Schoenberg toyed with the idea of relocating to New Zealand. He had long been fascinated with the land but attempts to secure employment were thwarted by his Judaism and progressive attitudes towards music.
By Man Ray [CC BY-SA 2.0
via Wikimedia Commons
Schoenberg suffered from triskaidekaphobia, the fear of the number 13. He believed he was going to die in a year divisible by the unlucky digit.
Then, in 1950, an astrologer-friend warned him about years that add up to 13. For example, in 1950 Schoenberg turned 76. Seven added to six equal 13.
Although it seldom happens, the astrologer turned out to be right. Schoenberg died in July of 1951 at the age of 76. Oddly enough, he died on Friday the 13th.
Selected Works by Schoenberg
Chamber Symphony No. 1
Das Buch der Hängenden Gärten
Five Piano Pieces, Op. 23
Holocaust, A Survivor from Warsaw
Pelleas und Melisande
String Quartet No. 1

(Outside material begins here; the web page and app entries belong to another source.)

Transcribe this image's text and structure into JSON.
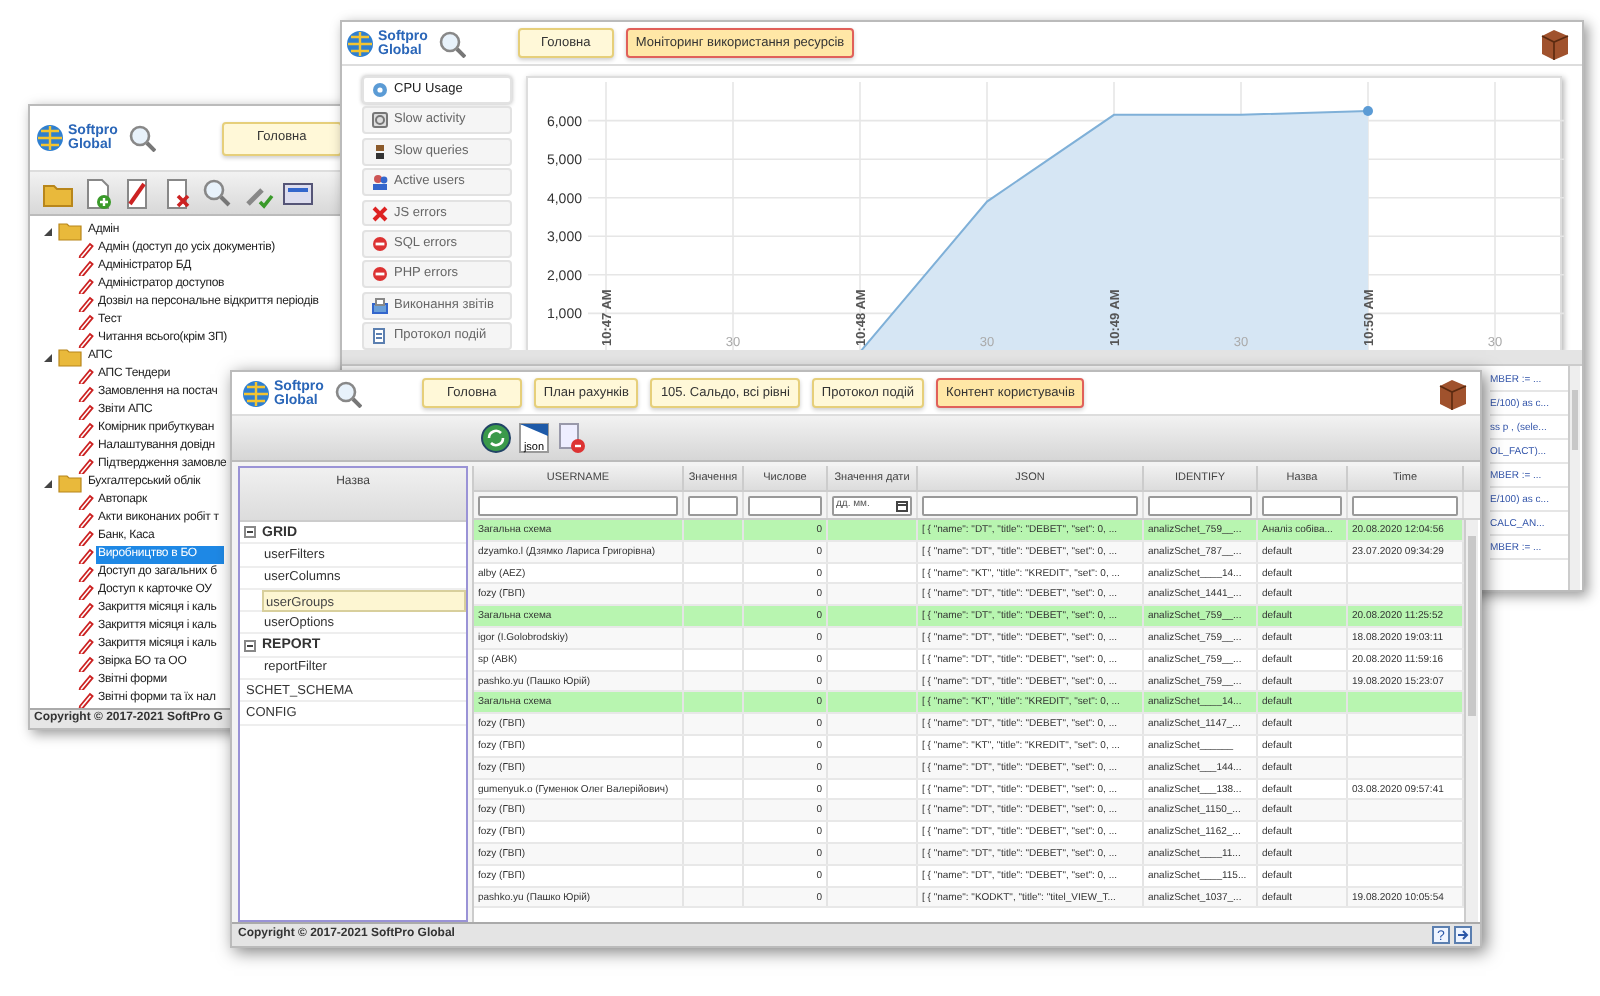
{
  "left_window": {
    "logo_lines": [
      "Softpro",
      "Global"
    ],
    "tabs": [
      {
        "label": "Головна",
        "selected": false
      }
    ],
    "tree": [
      {
        "label": "Адмін",
        "expanded": true,
        "selected": false,
        "children": [
          {
            "label": "Адмін (доступ до усіх документів)",
            "selected": false
          },
          {
            "label": "Адміністратор БД",
            "selected": false
          },
          {
            "label": "Адміністратор доступов",
            "selected": false
          },
          {
            "label": "Дозвіл на персональне відкриття періодів",
            "selected": false
          },
          {
            "label": "Тест",
            "selected": false
          },
          {
            "label": "Читання всього(крім ЗП)",
            "selected": false
          }
        ]
      },
      {
        "label": "АПС",
        "expanded": true,
        "selected": false,
        "children": [
          {
            "label": "АПС Тендери",
            "selected": false
          },
          {
            "label": "Замовлення на постач",
            "selected": false
          },
          {
            "label": "Звіти АПС",
            "selected": false
          },
          {
            "label": "Комірник прибуткуван",
            "selected": false
          },
          {
            "label": "Налаштування довідн",
            "selected": false
          },
          {
            "label": "Підтвердження замовле",
            "selected": false
          }
        ]
      },
      {
        "label": "Бухгалтерський облік",
        "expanded": true,
        "selected": false,
        "children": [
          {
            "label": "Автопарк",
            "selected": false
          },
          {
            "label": "Акти виконаних робіт т",
            "selected": false
          },
          {
            "label": "Банк, Каса",
            "selected": false
          },
          {
            "label": "Виробництво в БО",
            "selected": true
          },
          {
            "label": "Доступ до загальних б",
            "selected": false
          },
          {
            "label": "Доступ к карточке ОУ",
            "selected": false
          },
          {
            "label": "Закриття місяця і каль",
            "selected": false
          },
          {
            "label": "Закриття місяця і каль",
            "selected": false
          },
          {
            "label": "Закриття місяця і каль",
            "selected": false
          },
          {
            "label": "Звірка БО та ОО",
            "selected": false
          },
          {
            "label": "Звітні форми",
            "selected": false
          },
          {
            "label": "Звітні форми та їх нал",
            "selected": false
          }
        ]
      }
    ],
    "copyright": "Copyright © 2017-2021 SoftPro G"
  },
  "monitor_window": {
    "logo_lines": [
      "Softpro",
      "Global"
    ],
    "tabs": [
      {
        "label": "Головна",
        "selected": false
      },
      {
        "label": "Моніторинг використання ресурсів",
        "selected": true
      }
    ],
    "menu": [
      {
        "label": "CPU Usage",
        "selected": true
      },
      {
        "label": "Slow activity",
        "selected": false
      },
      {
        "label": "Slow queries",
        "selected": false
      },
      {
        "label": "Active users",
        "selected": false
      },
      {
        "label": "JS errors",
        "selected": false
      },
      {
        "label": "SQL errors",
        "selected": false
      },
      {
        "label": "PHP errors",
        "selected": false
      },
      {
        "label": "Виконання звітів",
        "selected": false
      },
      {
        "label": "Протокол подій",
        "selected": false
      }
    ],
    "chart_data": {
      "type": "area",
      "categories": [
        "10:47 AM",
        "30",
        "10:48 AM",
        "30",
        "10:49 AM",
        "30",
        "10:50 AM",
        "30"
      ],
      "series": [
        {
          "color": "#7fb0d8",
          "values": [
            null,
            null,
            0,
            3900,
            6150,
            6150,
            6250,
            null
          ]
        }
      ],
      "ylim": [
        0,
        7000
      ],
      "grid": true,
      "yticks": [
        {
          "value": 1000,
          "label": "1,000"
        },
        {
          "value": 2000,
          "label": "2,000"
        },
        {
          "value": 3000,
          "label": "3,000"
        },
        {
          "value": 4000,
          "label": "4,000"
        },
        {
          "value": 5000,
          "label": "5,000"
        },
        {
          "value": 6000,
          "label": "6,000"
        }
      ]
    },
    "query_column": [
      "MBER := ...",
      "E/100) as c...",
      "ss p , (sele...",
      "OL_FACT)...",
      "MBER := ...",
      "E/100) as c...",
      "CALC_AN...",
      "MBER := ..."
    ]
  },
  "content_window": {
    "logo_lines": [
      "Softpro",
      "Global"
    ],
    "tabs": [
      {
        "label": "Головна",
        "selected": false
      },
      {
        "label": "План рахунків",
        "selected": false
      },
      {
        "label": "105. Сальдо, всі рівні",
        "selected": false
      },
      {
        "label": "Протокол подій",
        "selected": false
      },
      {
        "label": "Контент користувачів",
        "selected": true
      }
    ],
    "tree_header": "Назва",
    "json_icon_text": "json",
    "help_icon_text": "?",
    "tree": [
      {
        "label": "GRID",
        "expanded": true,
        "selected": false,
        "children": [
          {
            "label": "userFilters",
            "selected": false
          },
          {
            "label": "userColumns",
            "selected": false
          },
          {
            "label": "userGroups",
            "selected": true
          },
          {
            "label": "userOptions",
            "selected": false
          }
        ]
      },
      {
        "label": "REPORT",
        "expanded": true,
        "selected": false,
        "children": [
          {
            "label": "reportFilter",
            "selected": false
          }
        ]
      },
      {
        "label": "SCHET_SCHEMA",
        "selected": false
      },
      {
        "label": "CONFIG",
        "selected": false
      }
    ],
    "table": {
      "columns": [
        {
          "label": "USERNAME",
          "kind": "text"
        },
        {
          "label": "Значення",
          "kind": "text"
        },
        {
          "label": "Числове",
          "kind": "text"
        },
        {
          "label": "Значення дати",
          "kind": "date",
          "placeholder": "дд. мм."
        },
        {
          "label": "JSON",
          "kind": "text"
        },
        {
          "label": "IDENTIFY",
          "kind": "text"
        },
        {
          "label": "Назва",
          "kind": "text"
        },
        {
          "label": "Time",
          "kind": "text"
        }
      ],
      "rows": [
        {
          "highlighted": true,
          "username": "Загальна схема",
          "number": "0",
          "json": "[ { \"name\": \"DT\", \"title\": \"DEBET\", \"set\": 0, ...",
          "identify": "analizSchet_759__...",
          "name": "Аналіз собіва...",
          "time": "20.08.2020 12:04:56"
        },
        {
          "highlighted": false,
          "username": "dzyamko.l (Дзямко Лариса Григорівна)",
          "number": "0",
          "json": "[ { \"name\": \"DT\", \"title\": \"DEBET\", \"set\": 0, ...",
          "identify": "analizSchet_787__...",
          "name": "default",
          "time": "23.07.2020 09:34:29"
        },
        {
          "highlighted": false,
          "username": "alby (AEZ)",
          "number": "0",
          "json": "[ { \"name\": \"KT\", \"title\": \"KREDIT\", \"set\": 0, ...",
          "identify": "analizSchet____14...",
          "name": "default"
        },
        {
          "highlighted": false,
          "username": "fozy (ГВП)",
          "number": "0",
          "json": "[ { \"name\": \"DT\", \"title\": \"DEBET\", \"set\": 0, ...",
          "identify": "analizSchet_1441_...",
          "name": "default"
        },
        {
          "highlighted": true,
          "username": "Загальна схема",
          "number": "0",
          "json": "[ { \"name\": \"DT\", \"title\": \"DEBET\", \"set\": 0, ...",
          "identify": "analizSchet_759__...",
          "name": "default",
          "time": "20.08.2020 11:25:52"
        },
        {
          "highlighted": false,
          "username": "igor (I.Golobrodskiy)",
          "number": "0",
          "json": "[ { \"name\": \"DT\", \"title\": \"DEBET\", \"set\": 0, ...",
          "identify": "analizSchet_759__...",
          "name": "default",
          "time": "18.08.2020 19:03:11"
        },
        {
          "highlighted": false,
          "username": "sp (АВК)",
          "number": "0",
          "json": "[ { \"name\": \"DT\", \"title\": \"DEBET\", \"set\": 0, ...",
          "identify": "analizSchet_759__...",
          "name": "default",
          "time": "20.08.2020 11:59:16"
        },
        {
          "highlighted": false,
          "username": "pashko.yu (Пашко Юрій)",
          "number": "0",
          "json": "[ { \"name\": \"DT\", \"title\": \"DEBET\", \"set\": 0, ...",
          "identify": "analizSchet_759__...",
          "name": "default",
          "time": "19.08.2020 15:23:07"
        },
        {
          "highlighted": true,
          "username": "Загальна схема",
          "number": "0",
          "json": "[ { \"name\": \"KT\", \"title\": \"KREDIT\", \"set\": 0, ...",
          "identify": "analizSchet____14...",
          "name": "default"
        },
        {
          "highlighted": false,
          "username": "fozy (ГВП)",
          "number": "0",
          "json": "[ { \"name\": \"DT\", \"title\": \"DEBET\", \"set\": 0, ...",
          "identify": "analizSchet_1147_...",
          "name": "default"
        },
        {
          "highlighted": false,
          "username": "fozy (ГВП)",
          "number": "0",
          "json": "[ { \"name\": \"KT\", \"title\": \"KREDIT\", \"set\": 0, ...",
          "identify": "analizSchet______",
          "name": "default"
        },
        {
          "highlighted": false,
          "username": "fozy (ГВП)",
          "number": "0",
          "json": "[ { \"name\": \"DT\", \"title\": \"DEBET\", \"set\": 0, ...",
          "identify": "analizSchet___144...",
          "name": "default"
        },
        {
          "highlighted": false,
          "username": "gumenyuk.o (Гуменюк Олег Валерійович)",
          "number": "0",
          "json": "[ { \"name\": \"DT\", \"title\": \"DEBET\", \"set\": 0, ...",
          "identify": "analizSchet___138...",
          "name": "default",
          "time": "03.08.2020 09:57:41"
        },
        {
          "highlighted": false,
          "username": "fozy (ГВП)",
          "number": "0",
          "json": "[ { \"name\": \"DT\", \"title\": \"DEBET\", \"set\": 0, ...",
          "identify": "analizSchet_1150_...",
          "name": "default"
        },
        {
          "highlighted": false,
          "username": "fozy (ГВП)",
          "number": "0",
          "json": "[ { \"name\": \"DT\", \"title\": \"DEBET\", \"set\": 0, ...",
          "identify": "analizSchet_1162_...",
          "name": "default"
        },
        {
          "highlighted": false,
          "username": "fozy (ГВП)",
          "number": "0",
          "json": "[ { \"name\": \"DT\", \"title\": \"DEBET\", \"set\": 0, ...",
          "identify": "analizSchet____11...",
          "name": "default"
        },
        {
          "highlighted": false,
          "username": "fozy (ГВП)",
          "number": "0",
          "json": "[ { \"name\": \"DT\", \"title\": \"DEBET\", \"set\": 0, ...",
          "identify": "analizSchet____115...",
          "name": "default"
        },
        {
          "highlighted": false,
          "username": "pashko.yu (Пашко Юрій)",
          "number": "0",
          "json": "[ { \"name\": \"KODKT\", \"title\": \"titel_VIEW_T...",
          "identify": "analizSchet_1037_...",
          "name": "default",
          "time": "19.08.2020 10:05:54"
        }
      ]
    },
    "copyright": "Copyright © 2017-2021 SoftPro Global"
  }
}
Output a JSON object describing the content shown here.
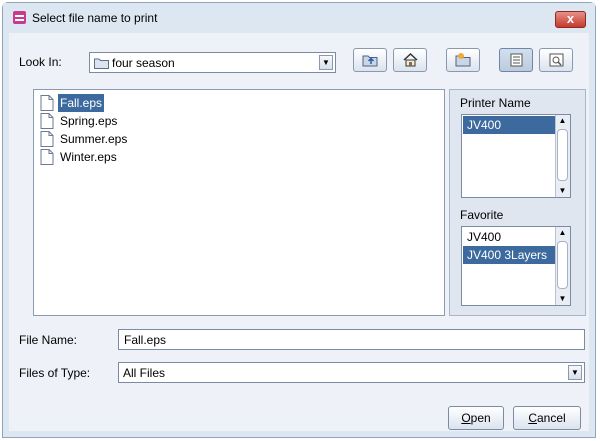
{
  "window": {
    "title": "Select file name to print",
    "close_label": "x"
  },
  "lookin": {
    "label": "Look In:",
    "value": "four season"
  },
  "toolbar": {
    "icons": [
      "up-folder-icon",
      "home-icon",
      "new-folder-icon",
      "list-view-icon",
      "details-view-icon"
    ]
  },
  "files": [
    {
      "name": "Fall.eps",
      "selected": true
    },
    {
      "name": "Spring.eps",
      "selected": false
    },
    {
      "name": "Summer.eps",
      "selected": false
    },
    {
      "name": "Winter.eps",
      "selected": false
    }
  ],
  "printer": {
    "label": "Printer Name",
    "items": [
      "JV400"
    ],
    "selected_index": 0
  },
  "favorite": {
    "label": "Favorite",
    "items": [
      "JV400",
      "JV400 3Layers"
    ],
    "selected_index": 1
  },
  "filename": {
    "label": "File Name:",
    "value": "Fall.eps"
  },
  "filetype": {
    "label": "Files of Type:",
    "value": "All Files"
  },
  "buttons": {
    "open_mnemonic": "O",
    "open_rest": "pen",
    "cancel_mnemonic": "C",
    "cancel_rest": "ancel"
  },
  "colors": {
    "selection": "#3d6a9e",
    "close": "#c7392b",
    "frame": "#dde7f2"
  }
}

String Quartet No. 2
Violin Concerto, Op. 36
Second Viennese School refers to music composed by Schoenberg and his disciples during the first part of the 20th century.
Schoenberg's tennis partner was George Gershwin.
In 1910, Schoenberg wrote Harmonielehre, one of the most influential books on music-theory.
Schoenberg dedicated Harmonielehre to Gustav Mahler.
Schoenberg painted too. He was friends with Wassily Kandinsky.
Pierrot Lunaire created what is known as the "Pierrot ensemble." That's an ensemble containing a flute, clarinet, violin, cello, piano, and a singer or percussionist.
Schoenberg lived next to Shirley Temple.
Arnold and Mathilde had two children together, Gertrud and Georg.
In 1921, Gertrud Schoenberg married one of her father's pupils, Felix Greissle.
Schoenberg's second wife, Gertrud Kolisch, was the sister of his pupil Rudolf Kolisch. Using the nom de plume "Max Blonda," Kolisch wrote the libretto for Schoenberg's one-act opera, Von heute auf morgen.
Both USC and UCLA have buildings named "Schoenberg Hall."
Schoenberg's teaching career was supported by the conductor of the Los Angeles Philharmonic Orchestra, and his eventual pupil, Otto Klemperer. Otto's son, Werner Klemperer, played Colonel Klink on the television series Hogan Heroes.
Schoenberg became a U.S. citizen in 1941.
Header image credits:
Left pane: Portrait by Richard Gerstl [CC BY-SA 3.0 (https://creativecommons.org/licenses/by-sa/3.0)], via Wikimedia Commons
Center pane: Self-portrait 1908 by Arnold Schönberg [CC BY-SA 2.0 (https://creativecommons.org/licenses/by-sa/2.0)], via Wikimedia Commons
Right pane: Self-portrait 1910 by Arnold Schönberg German: Blaues Selbstportrait, [CC BY-SA 2.0 (https://creativecommons.org/licenses/by-sa/2.0)], via Wikimedia Commons^ top